“As we saw the Eastside (Trail) developed, we wish we’d have been able to also acquire some of that adjacent property so that we could create opportunities for affordable housing and affordable commercial space,” he said. “Fast forward to today, Garson (Drive) is an example of us doing just that.”

The proposal from Philadelphia-based Pennrose and New York-based Radiant Development Partners, a minority-owned firm, were among an undisclosed number of submissions to a request for proposals issued in January. Richards said he expects to finalize the partnership and close the RFP by the end of the year.

Roughly half of the property is suitable for development, since it features a steep slope toward Peachtree Creek. The development team’s plan for the site revolves around a central plaza, ground-floor “micro-unit” shops, a 5,000-square-foot restaurant and apartment buildings that could rise up to five stories.

Four out of five apartments will be reserved for residents who make less than the area median income (AMI), which is $67,500 for an individual. Richards expects those affordable units to range from 50% to 80% AMI — meaning the incomes of individual tenants will be capped somewhere between $33,750 and $54,000 in order for them to quality.

The Beltline’s Housing Policy and Development department has a goal of creating or preserving 5,600 units of affordable housing within the Beltline Tax Allocation District. A Tuesday news release said the organization is nearly at 57% of that goal.

The commercial micro-units will offer small retail spaces at a 30% discount from market-rate prices, Richards said. The development team intends to partner with the Russell Innovation Center for Entrepreneurs to help fill those spaces.

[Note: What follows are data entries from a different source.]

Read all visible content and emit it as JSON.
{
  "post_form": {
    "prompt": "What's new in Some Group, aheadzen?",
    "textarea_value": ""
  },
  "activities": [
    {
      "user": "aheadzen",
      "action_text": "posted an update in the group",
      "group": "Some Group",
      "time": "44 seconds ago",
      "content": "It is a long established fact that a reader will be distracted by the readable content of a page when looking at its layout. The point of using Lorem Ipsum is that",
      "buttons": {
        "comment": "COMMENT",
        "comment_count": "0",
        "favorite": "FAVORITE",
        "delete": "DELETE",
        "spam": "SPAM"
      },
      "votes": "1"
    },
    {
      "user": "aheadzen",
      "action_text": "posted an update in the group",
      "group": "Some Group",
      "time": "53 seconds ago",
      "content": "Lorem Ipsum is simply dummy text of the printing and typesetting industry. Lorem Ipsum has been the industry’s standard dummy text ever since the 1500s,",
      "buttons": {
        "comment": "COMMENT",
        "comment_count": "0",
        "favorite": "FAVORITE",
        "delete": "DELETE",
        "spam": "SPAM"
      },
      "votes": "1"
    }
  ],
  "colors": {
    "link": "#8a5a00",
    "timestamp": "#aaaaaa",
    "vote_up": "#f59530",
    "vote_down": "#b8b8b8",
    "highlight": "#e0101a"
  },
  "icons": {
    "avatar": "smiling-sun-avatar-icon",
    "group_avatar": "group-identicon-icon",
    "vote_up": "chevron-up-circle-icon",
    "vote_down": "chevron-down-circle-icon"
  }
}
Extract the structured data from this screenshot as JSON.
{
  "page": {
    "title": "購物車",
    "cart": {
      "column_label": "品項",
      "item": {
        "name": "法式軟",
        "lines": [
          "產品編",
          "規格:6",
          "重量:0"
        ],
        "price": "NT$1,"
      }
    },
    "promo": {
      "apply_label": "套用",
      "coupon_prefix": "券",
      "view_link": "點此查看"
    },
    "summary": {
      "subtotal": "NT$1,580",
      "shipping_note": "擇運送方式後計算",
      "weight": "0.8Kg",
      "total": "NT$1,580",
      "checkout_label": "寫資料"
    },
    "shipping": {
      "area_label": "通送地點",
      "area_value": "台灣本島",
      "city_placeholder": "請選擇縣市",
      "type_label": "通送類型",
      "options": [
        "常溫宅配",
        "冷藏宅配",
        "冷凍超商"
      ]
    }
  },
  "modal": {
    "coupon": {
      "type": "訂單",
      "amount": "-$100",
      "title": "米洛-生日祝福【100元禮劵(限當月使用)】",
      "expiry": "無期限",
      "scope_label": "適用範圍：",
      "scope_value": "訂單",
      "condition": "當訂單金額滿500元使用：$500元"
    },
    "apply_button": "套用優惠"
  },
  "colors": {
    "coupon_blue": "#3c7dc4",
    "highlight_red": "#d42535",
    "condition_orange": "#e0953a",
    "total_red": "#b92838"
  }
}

The development will also connect to the area’s trail network, including Path 400, South Fork Confluence Trail and the Peachtree Creek Greenway. In July, the Beltline received a $25 million federal grant to accelerate construction of its Northeast Trail.